In this reply to Speer's response to our paper we argue that in presenting our method for doing critical realist discourse analysis (CRDA) our paper provided a systematic method from which to do CRDA that was timely, rigorous and significantly different from conversation analysis (CA) in its examination of material practices. We note that our paper addressed a methodological, not epistemological, issue and make a call for a commitment within the discourse analytic community to a valuing of the breadth of methods and approaches in discursive work. We recognize the importance of CA, but also the various versions of discourse analysis that are used in psychology which draw on techniques used in CA, but are not tied to the CA epistemology. These approaches examine normative patterns of language as at least in part a reflection of social relations of power in a given social economic and political/historical context. We conclude by arguing that diversity in research methods is essential. From this perspective, then, CA has an important role to play within discursive psychology, but so do other forms of discursive work, including the CRDA method that we offered in our paper.

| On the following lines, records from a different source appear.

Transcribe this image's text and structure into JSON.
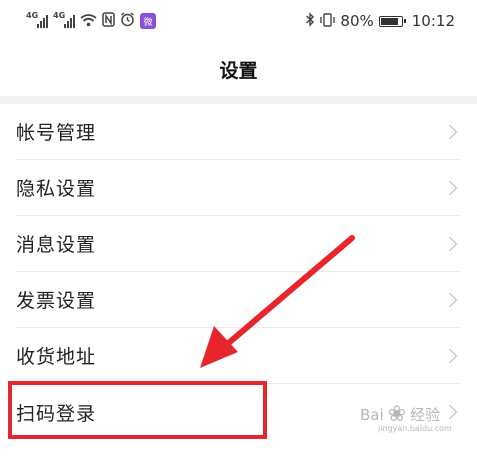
{
  "status_bar": {
    "network_1": "4G",
    "network_2": "4G",
    "battery_percent": "80%",
    "time": "10:12",
    "app_badge": "微"
  },
  "header": {
    "title": "设置"
  },
  "settings": {
    "items": [
      {
        "label": "帐号管理"
      },
      {
        "label": "隐私设置"
      },
      {
        "label": "消息设置"
      },
      {
        "label": "发票设置"
      },
      {
        "label": "收货地址"
      },
      {
        "label": "扫码登录"
      }
    ]
  },
  "annotation": {
    "color": "#e8242d"
  },
  "watermark": {
    "brand": "Bai",
    "brand_cn": "经验",
    "sub": "jingyan.baidu.com"
  }
}
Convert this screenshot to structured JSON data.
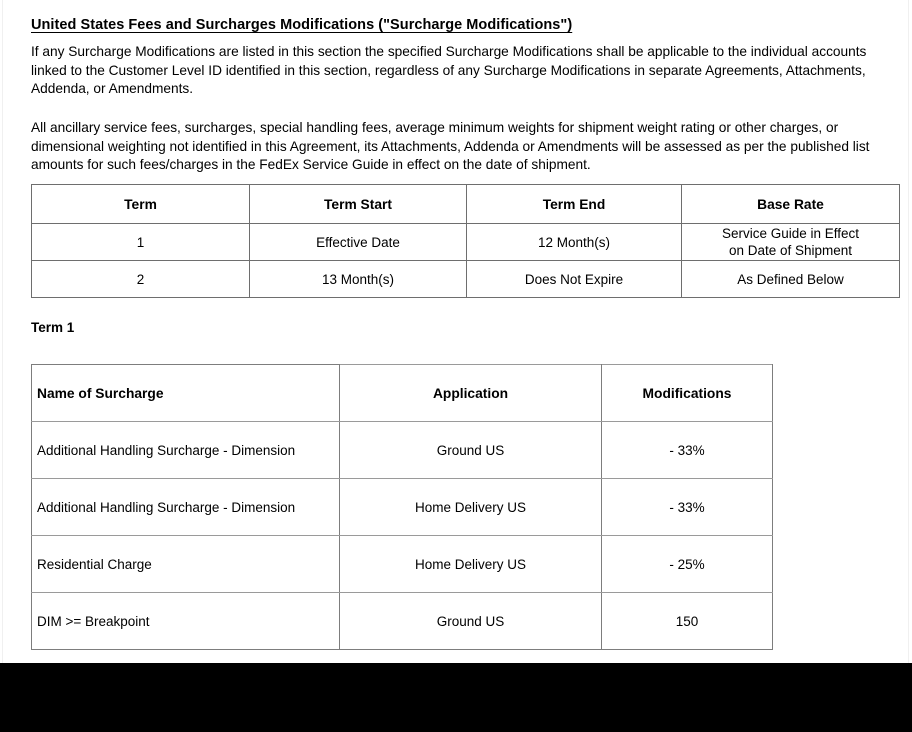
{
  "document": {
    "section_title": "United States Fees and Surcharges Modifications (\"Surcharge Modifications\")",
    "paragraphs": [
      "If any Surcharge Modifications are listed in this section the specified Surcharge Modifications shall be applicable to the individual accounts linked to the Customer Level ID identified in this section, regardless of any Surcharge Modifications in separate Agreements, Attachments, Addenda, or Amendments.",
      "All ancillary service fees, surcharges, special handling fees, average minimum weights for shipment weight rating or other charges, or dimensional weighting not identified in this Agreement, its Attachments, Addenda or Amendments will be assessed as per the published list amounts for such fees/charges in the FedEx Service Guide in effect on the date of shipment."
    ],
    "term_subheading": "Term 1"
  },
  "term_table": {
    "headers": [
      "Term",
      "Term Start",
      "Term End",
      "Base Rate"
    ],
    "rows": [
      {
        "term": "1",
        "term_start": "Effective Date",
        "term_end": "12 Month(s)",
        "base_rate_line1": "Service Guide in Effect",
        "base_rate_line2": "on Date of Shipment"
      },
      {
        "term": "2",
        "term_start": "13 Month(s)",
        "term_end": "Does Not Expire",
        "base_rate_line1": "As Defined Below",
        "base_rate_line2": ""
      }
    ]
  },
  "surcharge_table": {
    "headers": [
      "Name of Surcharge",
      "Application",
      "Modifications"
    ],
    "rows": [
      {
        "name": "Additional Handling Surcharge - Dimension",
        "application": "Ground US",
        "modification": "- 33%"
      },
      {
        "name": "Additional Handling Surcharge - Dimension",
        "application": "Home Delivery US",
        "modification": "- 33%"
      },
      {
        "name": "Residential Charge",
        "application": "Home Delivery US",
        "modification": "- 25%"
      },
      {
        "name": "DIM >= Breakpoint",
        "application": "Ground US",
        "modification": "150"
      }
    ]
  },
  "colors": {
    "text": "#000000",
    "table_border": "#6e6e6e",
    "page_background": "#ffffff",
    "bottom_bar": "#000000"
  }
}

Riley, S. C. E., Sims-Schouten, W., & Willig, C. (2007). The case for critical realist discourse analysis as a viable method in discursive work. Theory & Psychology, 17(1), 137-145. https://doi.org/10.1177/0959354307073156